Now it sounds crazy to me, but I used to think that the best way to train leaders was to lock them in a room with me for eight hours. Then, poof, they would be able to internalize that learning and apply it. What was I thinking?
The COVID-19 pandemic forced me to try a new virtual model—one that I’ve found to be much more effective. Here’s why virtual instructor-led learning is better and how to do it well.
Why It's BetterIt’s efficient. It’s easier and cheaper to get leaders in the same place on a virtual platform than to fly or drive them in. Given how busy they are, making learning convenient for leaders is essential.
It’s interactive. Presentations were always a bad idea. One person talks and attempts to “download” ideas to a passive audience. Really? Virtual platforms make everyone equal and demand dialogue and participation. Leaders are impatient. If we don’t engage them, they’ll quickly lose interest and start multitasking.
It’s memorable. Leaders forget 50 percent of what they learn in classrooms an hour later and 70 percent a day later. We don’t yet have research on the effectiveness of virtual learning, but it’s coming. My client feedback suggests participants learn and retain more through virtual learning.
It’s “chunkable.” With virtual learning I can teach small portions and provide time for practice, application, and experimentation in between short sessions. Leaders are short on time, so they love having short sessions.
It's scalable. I can reach 200 leaders as easily as 20. Easy access to training across the globe makes learning more inclusive. No one at home or in remote offices is left out.
It’s comfortable. Leaders are getting more used to virtual platforms where they can curate their content and customize the experience for themselves. At last, the user experience is becoming central to how they learn.
How to Do It WellLimit distractions. Leaders need to set boundaries wherever they are so they can focus. This means closing doors, shutting down email and instant messaging, and turning off text messages or anything else that could interrupt them. This means they need to change their relationship with screens and computers. They have to connect with others on a computer instead of using it to transact.
Engage attention. Invite leaders to bring up their chat window and ask them at least one question every 20 minutes. You can even call on them by name, which will ensure everyone will stay awake. You can also ask for feedback by using the thumbs up/thumbs down feature or asking for a round of emoticons on how they are doing. Polling is another way to get attention but takes more time to set up and gives leaders less freedom in responding. Setting up breakout sessions is also possible, especially if you have a large group, but it can be risky. I have had platforms crash numerous times during breakouts.

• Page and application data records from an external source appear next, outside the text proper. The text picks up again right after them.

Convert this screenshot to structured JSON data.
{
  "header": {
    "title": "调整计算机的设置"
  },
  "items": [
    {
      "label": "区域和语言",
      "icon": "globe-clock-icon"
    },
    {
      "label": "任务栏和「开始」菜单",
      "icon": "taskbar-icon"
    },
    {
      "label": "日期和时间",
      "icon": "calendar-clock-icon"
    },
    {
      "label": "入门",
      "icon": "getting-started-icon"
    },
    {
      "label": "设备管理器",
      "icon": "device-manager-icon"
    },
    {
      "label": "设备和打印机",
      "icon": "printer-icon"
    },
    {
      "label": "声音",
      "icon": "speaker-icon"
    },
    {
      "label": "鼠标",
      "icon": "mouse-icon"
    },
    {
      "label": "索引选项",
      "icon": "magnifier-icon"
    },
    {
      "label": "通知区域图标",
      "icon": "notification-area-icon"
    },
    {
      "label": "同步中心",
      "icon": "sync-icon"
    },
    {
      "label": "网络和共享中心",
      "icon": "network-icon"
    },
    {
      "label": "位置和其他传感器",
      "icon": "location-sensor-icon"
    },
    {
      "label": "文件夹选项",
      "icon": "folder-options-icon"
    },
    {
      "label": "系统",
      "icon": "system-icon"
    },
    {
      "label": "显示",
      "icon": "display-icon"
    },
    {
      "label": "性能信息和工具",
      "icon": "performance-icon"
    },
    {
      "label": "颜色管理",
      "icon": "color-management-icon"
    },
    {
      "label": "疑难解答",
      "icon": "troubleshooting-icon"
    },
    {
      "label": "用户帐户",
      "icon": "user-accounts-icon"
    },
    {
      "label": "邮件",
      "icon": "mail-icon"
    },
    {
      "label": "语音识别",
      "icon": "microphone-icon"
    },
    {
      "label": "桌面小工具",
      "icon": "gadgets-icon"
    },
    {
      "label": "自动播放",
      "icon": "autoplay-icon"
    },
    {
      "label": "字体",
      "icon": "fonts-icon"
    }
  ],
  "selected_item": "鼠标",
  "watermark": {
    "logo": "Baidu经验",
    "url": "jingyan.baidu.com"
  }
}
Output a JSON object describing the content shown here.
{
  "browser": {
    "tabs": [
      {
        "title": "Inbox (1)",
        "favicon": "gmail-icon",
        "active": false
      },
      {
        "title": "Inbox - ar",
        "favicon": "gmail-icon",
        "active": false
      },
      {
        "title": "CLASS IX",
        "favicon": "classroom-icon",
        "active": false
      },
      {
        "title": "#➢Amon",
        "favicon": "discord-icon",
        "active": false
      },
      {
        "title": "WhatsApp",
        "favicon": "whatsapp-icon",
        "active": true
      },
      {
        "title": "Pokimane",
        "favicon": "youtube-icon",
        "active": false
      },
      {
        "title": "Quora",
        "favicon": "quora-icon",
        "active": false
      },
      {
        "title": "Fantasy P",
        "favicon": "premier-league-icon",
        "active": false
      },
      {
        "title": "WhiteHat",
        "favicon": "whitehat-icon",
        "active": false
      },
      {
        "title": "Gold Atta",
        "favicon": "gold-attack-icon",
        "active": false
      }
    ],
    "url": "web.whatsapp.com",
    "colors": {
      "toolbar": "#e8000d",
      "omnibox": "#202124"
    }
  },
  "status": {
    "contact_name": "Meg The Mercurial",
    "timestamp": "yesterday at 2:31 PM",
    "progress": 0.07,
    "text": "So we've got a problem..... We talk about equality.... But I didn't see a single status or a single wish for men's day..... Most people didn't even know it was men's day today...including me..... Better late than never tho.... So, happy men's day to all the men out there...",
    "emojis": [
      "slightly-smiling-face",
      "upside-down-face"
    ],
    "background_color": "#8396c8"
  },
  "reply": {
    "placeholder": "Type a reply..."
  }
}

Create a safe space. Set ground rules so leaders know how their chats or comments will be used or recorded. I like the “Vegas rule”—what’s said in the session stays there. It also helps if I can show vulnerability. Leaders are constantly in the spotlight, so if I can be real and human it helps them worry less about being judged. The interactions in virtual space can be as intimate as in person.
Chunk and pace your content. Small is beautiful. I have experimented with up to two-hour sessions with senior teams but am convinced 50 minutes is the best length. Don’t try to cover too much. What used to be a daylong program I now teach in eight one-hour sessions, once each week. It is also important to get comfortable with silence. Don’t rush to fill dead space with more content. Take a drink of water. Take a mindful breath. The less I talk, the more engagement I get.
Give homework. Leaders tend to be experiential learners, so most of their learning happens before and after class. I give pre-work so leaders come in with context and are primed for learning. Then I guide them to try things out and build an action plan for ongoing learning over the course of the program. I pair them up to practice exercises in between sessions. For example, I have them practice listening to each other and coaching each other. They love connecting in this way, building community, and extending their learning.
Practice and prepare. I need to prepare even more for virtual leadership sessions than for in-person ones. I need to know what questions I want to ask, the timing of my content, and what pivot choices I have. Practice helps. The more I teach virtually, the more comfortable I become. This shows up in my delivery during learning sessions.
There are certainly downsides to virtual learning for leaders. We are dependent on the capabilities of the platforms we choose. For example, some platforms have lots of extra features like whiteboards and others are plain vanilla. And in a virtual session I can’t pull a struggling leader aside during a break to find out what is going on. But given all the benefits, virtual learning is here to stay. If you are not yet comfortable, it’s time to give it a try. We aren’t going back into the classroom anytime soon.